I've just been roped into taking part in a global steps challenge through my work. It starts tomorrow. If the organisation wanted to increase the overall health of people in the workplace, wouldn't it make more sense to get non-active people to participate and thus improve their fitness levels? Rather than what has happened now, and roping in already-active people to count their steps. When I lived elsewhere, once-upon-a-time, way-back-when, I did have a pedometer, and I did count my steps for several months.
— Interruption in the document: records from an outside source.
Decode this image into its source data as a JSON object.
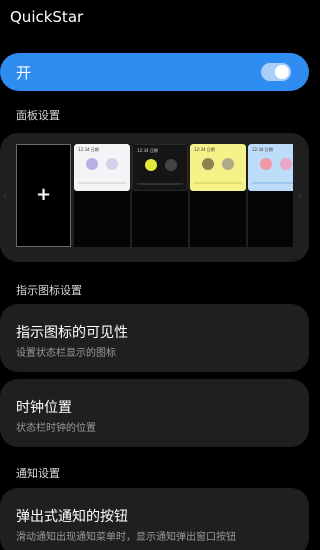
{
  "app": {
    "title": "QuickStar"
  },
  "master": {
    "label": "开",
    "enabled": true,
    "accent": "#2f8df2"
  },
  "sections": {
    "panel": "面板设置",
    "indicator": "指示图标设置",
    "notification": "通知设置"
  },
  "panel": {
    "add_symbol": "+",
    "prev_arrow": "‹",
    "next_arrow": "›",
    "themes": [
      {
        "name": "white-theme",
        "time": "12:34  日期",
        "bg": "#f4f4f6",
        "fg": "#333333",
        "c1": "#b9b1e6",
        "c2": "#d3d0e8",
        "bar": "#dddddd"
      },
      {
        "name": "black-theme",
        "time": "12:34  日期",
        "bg": "#151515",
        "fg": "#dddddd",
        "c1": "#e0e83c",
        "c2": "#444444",
        "bar": "#333333"
      },
      {
        "name": "yellow-theme",
        "time": "12:34  日期",
        "bg": "#f6f28a",
        "fg": "#333333",
        "c1": "#8a8350",
        "c2": "#b0aa88",
        "bar": "#e4dc6c"
      },
      {
        "name": "blue-theme",
        "time": "12:34  日期",
        "bg": "#bcdcf8",
        "fg": "#333333",
        "c1": "#f19aa6",
        "c2": "#e7a9c7",
        "bar": "#9cc6ee"
      }
    ]
  },
  "settings": {
    "visibility": {
      "title": "指示图标的可见性",
      "subtitle": "设置状态栏显示的图标"
    },
    "clock": {
      "title": "时钟位置",
      "subtitle": "状态栏时钟的位置"
    },
    "popup": {
      "title": "弹出式通知的按钮",
      "subtitle": "滑动通知出现通知菜单时，显示通知弹出窗口按钮"
    }
  }
}
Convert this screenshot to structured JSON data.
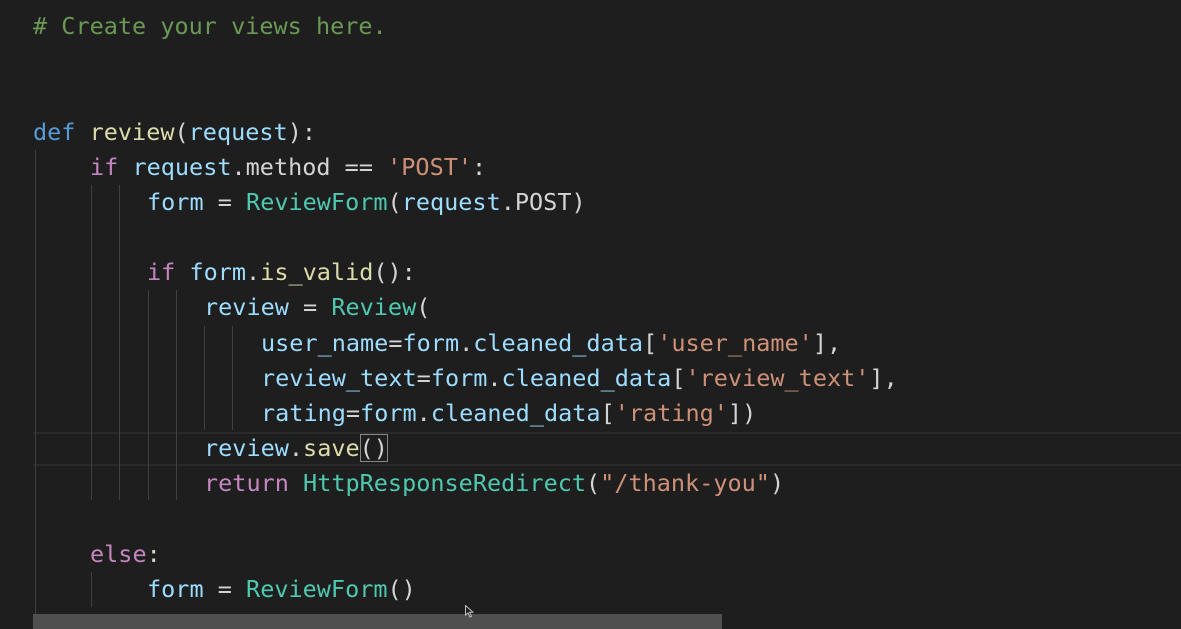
{
  "editor": {
    "language": "python",
    "lines": [
      {
        "tokens": [
          {
            "t": "# Create your views here.",
            "c": "comment"
          }
        ]
      },
      {
        "tokens": [
          {
            "t": "def",
            "c": "kw-def"
          },
          {
            "t": " ",
            "c": "plain"
          },
          {
            "t": "review",
            "c": "fn"
          },
          {
            "t": "(",
            "c": "plain"
          },
          {
            "t": "request",
            "c": "var"
          },
          {
            "t": "):",
            "c": "plain"
          }
        ]
      },
      {
        "tokens": [
          {
            "t": "if",
            "c": "kw"
          },
          {
            "t": " ",
            "c": "plain"
          },
          {
            "t": "request",
            "c": "var"
          },
          {
            "t": ".method == ",
            "c": "plain"
          },
          {
            "t": "'POST'",
            "c": "str"
          },
          {
            "t": ":",
            "c": "plain"
          }
        ]
      },
      {
        "tokens": [
          {
            "t": "form",
            "c": "var"
          },
          {
            "t": " = ",
            "c": "plain"
          },
          {
            "t": "ReviewForm",
            "c": "cls"
          },
          {
            "t": "(",
            "c": "plain"
          },
          {
            "t": "request",
            "c": "var"
          },
          {
            "t": ".POST)",
            "c": "plain"
          }
        ]
      },
      {
        "tokens": [
          {
            "t": "if",
            "c": "kw"
          },
          {
            "t": " ",
            "c": "plain"
          },
          {
            "t": "form",
            "c": "var"
          },
          {
            "t": ".",
            "c": "plain"
          },
          {
            "t": "is_valid",
            "c": "fn"
          },
          {
            "t": "():",
            "c": "plain"
          }
        ]
      },
      {
        "tokens": [
          {
            "t": "review",
            "c": "var"
          },
          {
            "t": " = ",
            "c": "plain"
          },
          {
            "t": "Review",
            "c": "cls"
          },
          {
            "t": "(",
            "c": "plain"
          }
        ]
      },
      {
        "tokens": [
          {
            "t": "user_name",
            "c": "var"
          },
          {
            "t": "=",
            "c": "plain"
          },
          {
            "t": "form",
            "c": "var"
          },
          {
            "t": ".",
            "c": "plain"
          },
          {
            "t": "cleaned_data",
            "c": "var"
          },
          {
            "t": "[",
            "c": "plain"
          },
          {
            "t": "'user_name'",
            "c": "str"
          },
          {
            "t": "],",
            "c": "plain"
          }
        ]
      },
      {
        "tokens": [
          {
            "t": "review_text",
            "c": "var"
          },
          {
            "t": "=",
            "c": "plain"
          },
          {
            "t": "form",
            "c": "var"
          },
          {
            "t": ".",
            "c": "plain"
          },
          {
            "t": "cleaned_data",
            "c": "var"
          },
          {
            "t": "[",
            "c": "plain"
          },
          {
            "t": "'review_text'",
            "c": "str"
          },
          {
            "t": "],",
            "c": "plain"
          }
        ]
      },
      {
        "tokens": [
          {
            "t": "rating",
            "c": "var"
          },
          {
            "t": "=",
            "c": "plain"
          },
          {
            "t": "form",
            "c": "var"
          },
          {
            "t": ".",
            "c": "plain"
          },
          {
            "t": "cleaned_data",
            "c": "var"
          },
          {
            "t": "[",
            "c": "plain"
          },
          {
            "t": "'rating'",
            "c": "str"
          },
          {
            "t": "])",
            "c": "plain"
          }
        ]
      },
      {
        "tokens": [
          {
            "t": "review",
            "c": "var"
          },
          {
            "t": ".",
            "c": "plain"
          },
          {
            "t": "save",
            "c": "fn"
          },
          {
            "t": "()",
            "c": "plain",
            "m": 1
          }
        ]
      },
      {
        "tokens": [
          {
            "t": "return",
            "c": "kw"
          },
          {
            "t": " ",
            "c": "plain"
          },
          {
            "t": "HttpResponseRedirect",
            "c": "cls"
          },
          {
            "t": "(",
            "c": "plain"
          },
          {
            "t": "\"/thank-you\"",
            "c": "str"
          },
          {
            "t": ")",
            "c": "plain"
          }
        ]
      },
      {
        "tokens": [
          {
            "t": "else",
            "c": "kw"
          },
          {
            "t": ":",
            "c": "plain"
          }
        ]
      },
      {
        "tokens": [
          {
            "t": "form",
            "c": "var"
          },
          {
            "t": " = ",
            "c": "plain"
          },
          {
            "t": "ReviewForm",
            "c": "cls"
          },
          {
            "t": "()",
            "c": "plain"
          }
        ]
      }
    ]
  },
  "colors": {
    "background": "#1e1e1e",
    "comment": "#6a9955",
    "keyword_def": "#569cd6",
    "keyword_control": "#c586c0",
    "function": "#dcdcaa",
    "variable": "#9cdcfe",
    "class": "#4ec9b0",
    "string": "#ce9178",
    "plain": "#d4d4d4"
  },
  "icons": {
    "cursor": "mouse-pointer-icon"
  }
}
I always exceed the recommended 10 thou, although probably not at the heart-elevating pace, and usually averaged 13 thou.
Coffee: 2. Steps: unknown.